Component data from apps and pages
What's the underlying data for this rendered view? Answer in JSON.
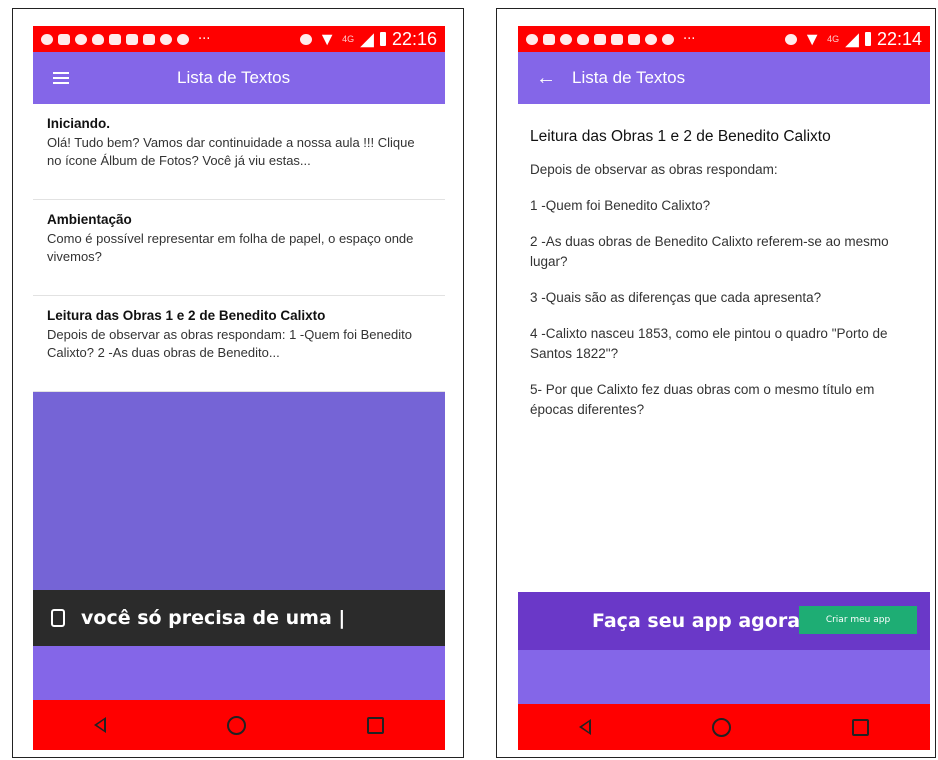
{
  "colors": {
    "status_bar": "#ff0000",
    "app_bar": "#8466e8",
    "list_background": "#7564d6",
    "ad_dark": "#2b2b2b",
    "ad_purple": "#6a38c8",
    "ad_button": "#1ead74",
    "nav_bar": "#ff0000"
  },
  "left": {
    "status": {
      "time": "22:16",
      "network": "4G"
    },
    "appbar": {
      "title": "Lista de Textos",
      "icon": "menu-icon"
    },
    "items": [
      {
        "title": "Iniciando.",
        "body": "Olá! Tudo bem? Vamos dar continuidade a nossa aula !!! Clique no ícone Álbum de Fotos? Você já viu estas..."
      },
      {
        "title": "Ambientação",
        "body": "Como é possível representar em folha de papel, o espaço onde vivemos?"
      },
      {
        "title": "Leitura das Obras 1 e 2 de Benedito Calixto",
        "body": "Depois de observar as obras respondam: 1 -Quem foi Benedito Calixto? 2 -As duas obras de Benedito..."
      }
    ],
    "ad": {
      "text": "você só precisa de uma |"
    }
  },
  "right": {
    "status": {
      "time": "22:14",
      "network": "4G"
    },
    "appbar": {
      "title": "Lista de Textos",
      "icon": "back-arrow-icon"
    },
    "detail": {
      "title": "Leitura das Obras 1 e 2 de Benedito Calixto",
      "paragraphs": [
        "Depois de observar as obras respondam:",
        "1 -Quem foi Benedito Calixto?",
        "2 -As duas obras de Benedito Calixto referem-se ao mesmo lugar?",
        "3 -Quais são as diferenças que cada apresenta?",
        "4 -Calixto nasceu 1853, como ele pintou o quadro \"Porto de Santos 1822\"?",
        "5- Por que Calixto fez duas obras com o mesmo título em épocas diferentes?"
      ]
    },
    "ad": {
      "text": "Faça seu app agora",
      "button": "Criar meu app"
    }
  }
}
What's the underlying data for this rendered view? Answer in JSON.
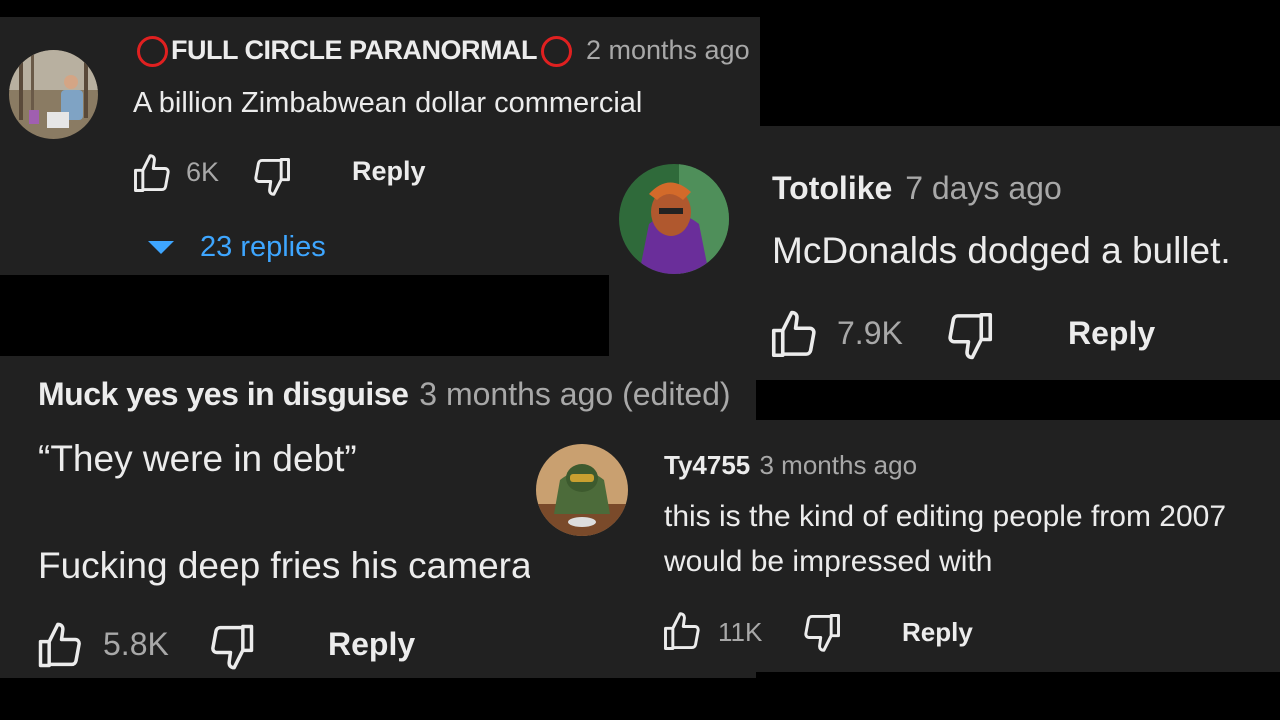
{
  "comments": [
    {
      "author": "FULL CIRCLE PARANORMAL",
      "time": "2 months ago",
      "text": "A billion Zimbabwean dollar commercial",
      "likes": "6K",
      "reply_label": "Reply",
      "replies_label": "23 replies"
    },
    {
      "author": "Totolike",
      "time": "7 days ago",
      "text": "McDonalds dodged a bullet.",
      "likes": "7.9K",
      "reply_label": "Reply"
    },
    {
      "author": "Muck yes yes in disguise",
      "time": "3 months ago (edited)",
      "text_line1": "“They were in debt”",
      "text_line2": "Fucking deep fries his camera",
      "likes": "5.8K",
      "reply_label": "Reply"
    },
    {
      "author": "Ty4755",
      "time": "3 months ago",
      "text_line1": "this is the kind of editing people from 2007",
      "text_line2": "would be impressed with",
      "likes": "11K",
      "reply_label": "Reply"
    }
  ],
  "colors": {
    "background": "#000000",
    "card": "#212121",
    "text": "#ececec",
    "muted": "#a8a8a8",
    "link": "#3ea6ff",
    "badge_red": "#e02020"
  },
  "icons": [
    "thumbs-up-icon",
    "thumbs-down-icon",
    "caret-down-icon",
    "red-circle-icon"
  ]
}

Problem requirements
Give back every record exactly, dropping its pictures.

Written reply
What's the underlying data for this rendered view? Answer in JSON.
{
  "colors": {
    "status_bar": "#ff0000",
    "app_bar": "#8466e8",
    "list_background": "#7564d6",
    "ad_dark": "#2b2b2b",
    "ad_purple": "#6a38c8",
    "ad_button": "#1ead74",
    "nav_bar": "#ff0000"
  },
  "left": {
    "status": {
      "time": "22:16",
      "network": "4G"
    },
    "appbar": {
      "title": "Lista de Textos",
      "icon": "menu-icon"
    },
    "items": [
      {
        "title": "Iniciando.",
        "body": "Olá! Tudo bem? Vamos dar continuidade a nossa aula !!! Clique no ícone Álbum de Fotos? Você já viu estas..."
      },
      {
        "title": "Ambientação",
        "body": "Como é possível representar em folha de papel, o espaço onde vivemos?"
      },
      {
        "title": "Leitura das Obras 1 e 2 de Benedito Calixto",
        "body": "Depois de observar as obras respondam: 1 -Quem foi Benedito Calixto? 2 -As duas obras de Benedito..."
      }
    ],
    "ad": {
      "text": "você só precisa de uma |"
    }
  },
  "right": {
    "status": {
      "time": "22:14",
      "network": "4G"
    },
    "appbar": {
      "title": "Lista de Textos",
      "icon": "back-arrow-icon"
    },
    "detail": {
      "title": "Leitura das Obras 1 e 2 de Benedito Calixto",
      "paragraphs": [
        "Depois de observar as obras respondam:",
        "1 -Quem foi Benedito Calixto?",
        "2 -As duas obras de Benedito Calixto referem-se ao mesmo lugar?",
        "3 -Quais são as diferenças que cada apresenta?",
        "4 -Calixto nasceu 1853, como ele pintou o quadro \"Porto de Santos 1822\"?",
        "5- Por que Calixto fez duas obras com o mesmo título em épocas diferentes?"
      ]
    },
    "ad": {
      "text": "Faça seu app agora",
      "button": "Criar meu app"
    }
  }
}
What's the underlying data for this rendered view? Answer in JSON.
{
  "comments": [
    {
      "author": "FULL CIRCLE PARANORMAL",
      "time": "2 months ago",
      "text": "A billion Zimbabwean dollar commercial",
      "likes": "6K",
      "reply_label": "Reply",
      "replies_label": "23 replies"
    },
    {
      "author": "Totolike",
      "time": "7 days ago",
      "text": "McDonalds dodged a bullet.",
      "likes": "7.9K",
      "reply_label": "Reply"
    },
    {
      "author": "Muck yes yes in disguise",
      "time": "3 months ago (edited)",
      "text_line1": "“They were in debt”",
      "text_line2": "Fucking deep fries his camera",
      "likes": "5.8K",
      "reply_label": "Reply"
    },
    {
      "author": "Ty4755",
      "time": "3 months ago",
      "text_line1": "this is the kind of editing people from 2007",
      "text_line2": "would be impressed with",
      "likes": "11K",
      "reply_label": "Reply"
    }
  ],
  "colors": {
    "background": "#000000",
    "card": "#212121",
    "text": "#ececec",
    "muted": "#a8a8a8",
    "link": "#3ea6ff",
    "badge_red": "#e02020"
  },
  "icons": [
    "thumbs-up-icon",
    "thumbs-down-icon",
    "caret-down-icon",
    "red-circle-icon"
  ]
}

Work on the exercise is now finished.